» **MATERIAL FOR THIS EXERCISE**

====

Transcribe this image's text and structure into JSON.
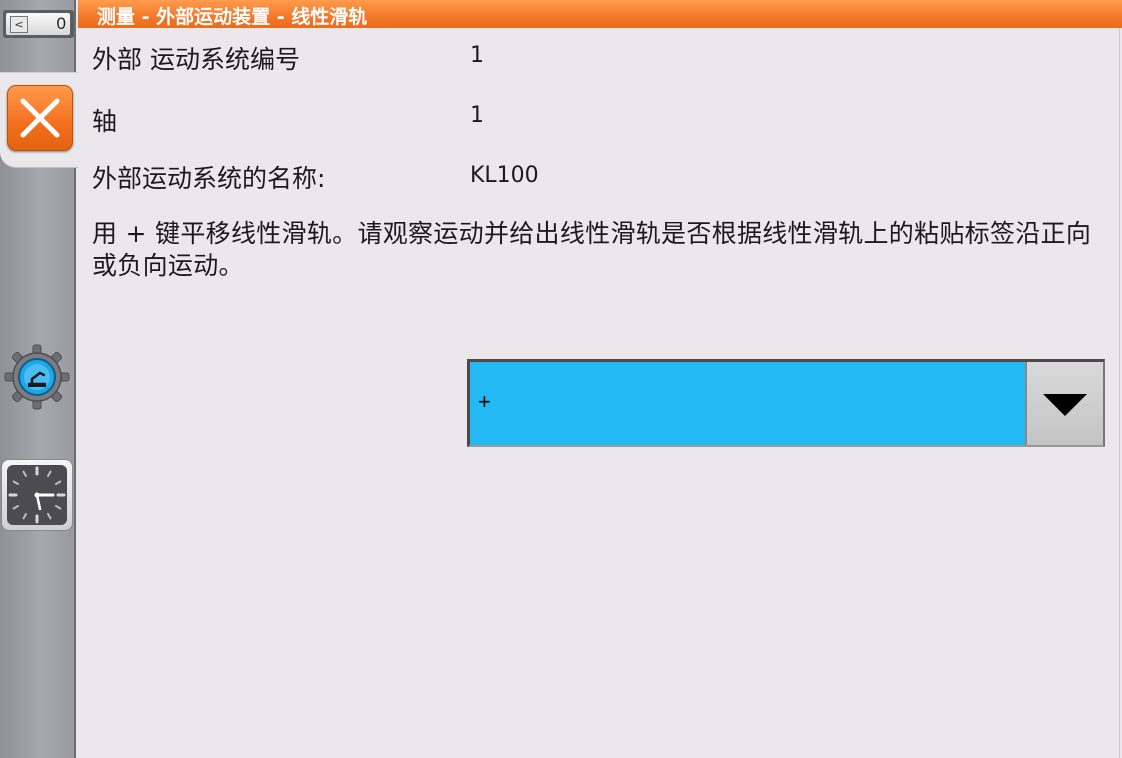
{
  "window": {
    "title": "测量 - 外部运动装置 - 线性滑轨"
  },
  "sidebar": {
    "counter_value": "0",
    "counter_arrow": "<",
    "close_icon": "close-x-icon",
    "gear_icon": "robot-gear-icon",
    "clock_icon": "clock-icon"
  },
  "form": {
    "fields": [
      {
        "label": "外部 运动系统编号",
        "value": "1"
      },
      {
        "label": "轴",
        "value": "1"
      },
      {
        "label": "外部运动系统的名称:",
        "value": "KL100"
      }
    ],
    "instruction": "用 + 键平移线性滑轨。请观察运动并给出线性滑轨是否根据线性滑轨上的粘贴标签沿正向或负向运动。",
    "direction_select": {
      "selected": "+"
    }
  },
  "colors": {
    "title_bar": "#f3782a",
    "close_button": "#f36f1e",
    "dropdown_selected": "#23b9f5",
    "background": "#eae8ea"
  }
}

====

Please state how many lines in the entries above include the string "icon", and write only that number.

» **OUTPUT FOR THIS TASK**
3